Page and application data records:
-*-*-

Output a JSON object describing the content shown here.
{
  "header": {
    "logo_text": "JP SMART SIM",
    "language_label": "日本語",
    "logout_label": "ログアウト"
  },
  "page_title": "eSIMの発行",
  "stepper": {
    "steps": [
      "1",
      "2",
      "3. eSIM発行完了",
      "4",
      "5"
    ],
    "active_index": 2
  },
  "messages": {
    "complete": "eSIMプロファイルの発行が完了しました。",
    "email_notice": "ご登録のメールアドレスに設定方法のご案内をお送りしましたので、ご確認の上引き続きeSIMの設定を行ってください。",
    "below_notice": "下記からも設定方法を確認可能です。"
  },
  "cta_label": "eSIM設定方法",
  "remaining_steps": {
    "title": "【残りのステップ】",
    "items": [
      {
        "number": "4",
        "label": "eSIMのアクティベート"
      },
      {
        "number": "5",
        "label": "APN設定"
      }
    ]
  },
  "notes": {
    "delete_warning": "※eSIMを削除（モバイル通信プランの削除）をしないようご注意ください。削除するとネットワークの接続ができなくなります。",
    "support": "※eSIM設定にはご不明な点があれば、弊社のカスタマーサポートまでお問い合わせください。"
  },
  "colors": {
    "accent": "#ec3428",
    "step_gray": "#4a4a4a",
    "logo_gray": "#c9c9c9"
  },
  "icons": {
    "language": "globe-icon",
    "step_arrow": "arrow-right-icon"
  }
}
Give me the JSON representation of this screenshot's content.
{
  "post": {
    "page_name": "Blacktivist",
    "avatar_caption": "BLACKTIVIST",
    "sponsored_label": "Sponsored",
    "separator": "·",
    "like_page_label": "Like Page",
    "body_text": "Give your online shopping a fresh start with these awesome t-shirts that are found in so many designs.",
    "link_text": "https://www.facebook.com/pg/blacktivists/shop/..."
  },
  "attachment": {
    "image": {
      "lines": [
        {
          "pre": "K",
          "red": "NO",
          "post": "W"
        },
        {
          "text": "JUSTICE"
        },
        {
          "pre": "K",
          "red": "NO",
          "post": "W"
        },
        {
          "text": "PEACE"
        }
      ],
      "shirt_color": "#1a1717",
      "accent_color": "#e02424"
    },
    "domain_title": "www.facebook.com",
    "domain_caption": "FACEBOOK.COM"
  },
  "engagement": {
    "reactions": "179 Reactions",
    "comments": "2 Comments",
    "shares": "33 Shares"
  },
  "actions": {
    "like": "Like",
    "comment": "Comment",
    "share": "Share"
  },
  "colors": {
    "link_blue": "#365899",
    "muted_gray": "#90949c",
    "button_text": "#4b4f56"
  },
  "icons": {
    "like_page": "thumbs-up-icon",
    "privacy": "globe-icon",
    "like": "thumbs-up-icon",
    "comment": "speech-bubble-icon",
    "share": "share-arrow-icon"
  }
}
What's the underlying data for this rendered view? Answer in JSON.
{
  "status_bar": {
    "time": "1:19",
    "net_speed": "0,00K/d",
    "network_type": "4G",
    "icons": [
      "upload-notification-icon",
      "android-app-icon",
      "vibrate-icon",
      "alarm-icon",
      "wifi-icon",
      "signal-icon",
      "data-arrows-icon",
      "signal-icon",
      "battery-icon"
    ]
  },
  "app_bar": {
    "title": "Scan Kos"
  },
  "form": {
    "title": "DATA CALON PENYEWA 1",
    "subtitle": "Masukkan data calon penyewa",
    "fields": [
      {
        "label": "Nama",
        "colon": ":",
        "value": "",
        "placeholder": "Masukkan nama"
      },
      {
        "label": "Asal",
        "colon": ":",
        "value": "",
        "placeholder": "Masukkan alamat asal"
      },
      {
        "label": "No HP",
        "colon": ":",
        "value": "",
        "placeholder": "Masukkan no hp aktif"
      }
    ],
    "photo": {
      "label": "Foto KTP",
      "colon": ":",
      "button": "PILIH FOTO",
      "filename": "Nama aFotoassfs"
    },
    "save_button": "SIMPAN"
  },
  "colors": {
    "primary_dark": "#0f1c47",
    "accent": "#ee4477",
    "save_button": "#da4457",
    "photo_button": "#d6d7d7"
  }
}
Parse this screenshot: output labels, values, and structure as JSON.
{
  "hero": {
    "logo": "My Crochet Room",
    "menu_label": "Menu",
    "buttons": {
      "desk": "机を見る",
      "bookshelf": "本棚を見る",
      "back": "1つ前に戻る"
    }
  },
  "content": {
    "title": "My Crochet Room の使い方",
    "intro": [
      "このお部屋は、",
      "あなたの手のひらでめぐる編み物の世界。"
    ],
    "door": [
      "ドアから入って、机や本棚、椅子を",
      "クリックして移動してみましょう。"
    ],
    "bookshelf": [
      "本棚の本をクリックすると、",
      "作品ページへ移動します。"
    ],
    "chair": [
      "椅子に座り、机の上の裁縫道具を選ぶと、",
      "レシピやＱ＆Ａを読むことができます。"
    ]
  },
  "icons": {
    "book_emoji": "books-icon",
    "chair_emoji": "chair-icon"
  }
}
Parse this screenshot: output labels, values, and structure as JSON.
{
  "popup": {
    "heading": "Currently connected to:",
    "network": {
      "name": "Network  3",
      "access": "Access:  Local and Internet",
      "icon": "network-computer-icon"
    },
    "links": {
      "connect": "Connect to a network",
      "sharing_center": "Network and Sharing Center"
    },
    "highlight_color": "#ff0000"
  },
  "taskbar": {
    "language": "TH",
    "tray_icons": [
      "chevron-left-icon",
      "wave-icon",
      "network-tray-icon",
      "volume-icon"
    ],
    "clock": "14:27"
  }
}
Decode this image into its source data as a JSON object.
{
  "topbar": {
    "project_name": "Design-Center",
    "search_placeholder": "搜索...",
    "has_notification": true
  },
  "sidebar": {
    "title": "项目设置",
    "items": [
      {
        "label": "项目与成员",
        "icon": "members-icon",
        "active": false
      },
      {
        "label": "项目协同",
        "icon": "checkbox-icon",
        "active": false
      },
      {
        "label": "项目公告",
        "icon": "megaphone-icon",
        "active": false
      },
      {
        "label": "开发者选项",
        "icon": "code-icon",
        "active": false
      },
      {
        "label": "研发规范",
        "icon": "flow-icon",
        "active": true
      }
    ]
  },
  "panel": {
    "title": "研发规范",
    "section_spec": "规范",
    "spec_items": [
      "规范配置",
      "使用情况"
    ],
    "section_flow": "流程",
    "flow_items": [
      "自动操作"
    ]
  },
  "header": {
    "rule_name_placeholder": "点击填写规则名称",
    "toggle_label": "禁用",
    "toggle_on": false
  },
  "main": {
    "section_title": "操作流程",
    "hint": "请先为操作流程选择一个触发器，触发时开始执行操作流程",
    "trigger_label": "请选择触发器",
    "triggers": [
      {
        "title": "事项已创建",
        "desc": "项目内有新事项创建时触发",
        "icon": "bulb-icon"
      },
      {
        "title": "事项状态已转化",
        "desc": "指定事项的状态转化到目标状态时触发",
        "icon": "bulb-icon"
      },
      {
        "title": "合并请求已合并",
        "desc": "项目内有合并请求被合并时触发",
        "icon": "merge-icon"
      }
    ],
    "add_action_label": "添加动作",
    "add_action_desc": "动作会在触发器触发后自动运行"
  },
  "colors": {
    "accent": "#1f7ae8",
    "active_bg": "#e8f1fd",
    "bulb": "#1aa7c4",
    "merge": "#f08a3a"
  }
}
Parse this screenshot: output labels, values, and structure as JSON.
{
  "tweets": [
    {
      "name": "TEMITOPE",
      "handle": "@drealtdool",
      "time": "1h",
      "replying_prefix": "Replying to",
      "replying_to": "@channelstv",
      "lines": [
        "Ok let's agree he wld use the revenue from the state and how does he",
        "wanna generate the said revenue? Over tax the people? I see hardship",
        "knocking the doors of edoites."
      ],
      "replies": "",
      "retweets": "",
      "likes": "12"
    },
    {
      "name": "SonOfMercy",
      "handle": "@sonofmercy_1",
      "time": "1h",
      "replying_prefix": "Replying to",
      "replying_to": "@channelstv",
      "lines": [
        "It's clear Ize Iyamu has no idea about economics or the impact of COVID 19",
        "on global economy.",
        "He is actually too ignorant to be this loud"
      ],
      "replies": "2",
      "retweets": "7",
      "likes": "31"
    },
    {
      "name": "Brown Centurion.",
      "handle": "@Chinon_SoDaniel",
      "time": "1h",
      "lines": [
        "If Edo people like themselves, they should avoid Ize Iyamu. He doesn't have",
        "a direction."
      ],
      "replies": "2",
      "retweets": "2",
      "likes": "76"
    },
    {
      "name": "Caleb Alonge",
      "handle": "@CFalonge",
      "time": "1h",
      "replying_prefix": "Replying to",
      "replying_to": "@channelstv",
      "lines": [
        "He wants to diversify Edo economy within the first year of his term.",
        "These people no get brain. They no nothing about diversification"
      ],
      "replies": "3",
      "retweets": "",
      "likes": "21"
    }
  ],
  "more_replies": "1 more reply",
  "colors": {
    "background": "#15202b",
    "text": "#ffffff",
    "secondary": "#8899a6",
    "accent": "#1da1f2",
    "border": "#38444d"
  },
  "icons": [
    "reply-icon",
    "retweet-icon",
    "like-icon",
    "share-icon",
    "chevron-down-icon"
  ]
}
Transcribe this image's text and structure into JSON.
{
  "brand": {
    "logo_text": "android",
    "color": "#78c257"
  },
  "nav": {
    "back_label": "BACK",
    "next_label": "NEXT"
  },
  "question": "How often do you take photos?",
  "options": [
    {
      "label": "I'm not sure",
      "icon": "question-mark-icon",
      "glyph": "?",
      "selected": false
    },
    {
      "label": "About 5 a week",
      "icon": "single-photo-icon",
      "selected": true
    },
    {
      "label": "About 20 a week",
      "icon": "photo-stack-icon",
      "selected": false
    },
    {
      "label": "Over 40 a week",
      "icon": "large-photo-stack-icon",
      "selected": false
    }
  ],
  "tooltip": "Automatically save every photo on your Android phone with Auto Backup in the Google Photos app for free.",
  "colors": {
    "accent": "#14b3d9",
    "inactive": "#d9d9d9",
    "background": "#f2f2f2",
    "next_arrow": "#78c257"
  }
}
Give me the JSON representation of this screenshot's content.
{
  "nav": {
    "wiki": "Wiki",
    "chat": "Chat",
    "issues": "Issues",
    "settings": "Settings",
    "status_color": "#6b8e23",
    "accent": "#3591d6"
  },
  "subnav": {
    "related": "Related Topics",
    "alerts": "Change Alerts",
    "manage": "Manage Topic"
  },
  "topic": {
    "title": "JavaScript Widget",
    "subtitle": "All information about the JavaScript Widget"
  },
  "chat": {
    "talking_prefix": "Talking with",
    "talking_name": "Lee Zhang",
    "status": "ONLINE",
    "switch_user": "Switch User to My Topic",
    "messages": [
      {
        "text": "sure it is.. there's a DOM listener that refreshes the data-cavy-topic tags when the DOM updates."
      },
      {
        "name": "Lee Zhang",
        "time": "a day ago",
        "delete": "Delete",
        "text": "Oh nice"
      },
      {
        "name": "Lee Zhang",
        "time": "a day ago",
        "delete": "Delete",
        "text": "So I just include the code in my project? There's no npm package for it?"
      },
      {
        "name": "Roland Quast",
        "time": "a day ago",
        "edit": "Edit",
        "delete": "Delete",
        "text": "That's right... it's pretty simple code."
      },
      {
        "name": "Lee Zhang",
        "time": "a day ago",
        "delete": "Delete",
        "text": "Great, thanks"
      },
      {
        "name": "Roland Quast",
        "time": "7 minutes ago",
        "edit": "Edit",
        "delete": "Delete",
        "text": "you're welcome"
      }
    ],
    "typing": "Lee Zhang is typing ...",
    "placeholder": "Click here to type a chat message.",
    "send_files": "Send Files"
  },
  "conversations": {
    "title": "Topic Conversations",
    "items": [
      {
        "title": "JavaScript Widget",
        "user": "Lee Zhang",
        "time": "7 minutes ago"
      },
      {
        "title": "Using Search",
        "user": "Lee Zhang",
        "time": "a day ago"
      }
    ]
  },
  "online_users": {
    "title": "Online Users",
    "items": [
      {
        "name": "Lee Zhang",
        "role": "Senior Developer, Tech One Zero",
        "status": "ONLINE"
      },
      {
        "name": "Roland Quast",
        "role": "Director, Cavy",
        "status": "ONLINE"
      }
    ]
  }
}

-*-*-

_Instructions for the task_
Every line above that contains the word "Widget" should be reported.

_Response_
    "title": "JavaScript Widget",
    "subtitle": "All information about the JavaScript Widget"
        "title": "JavaScript Widget",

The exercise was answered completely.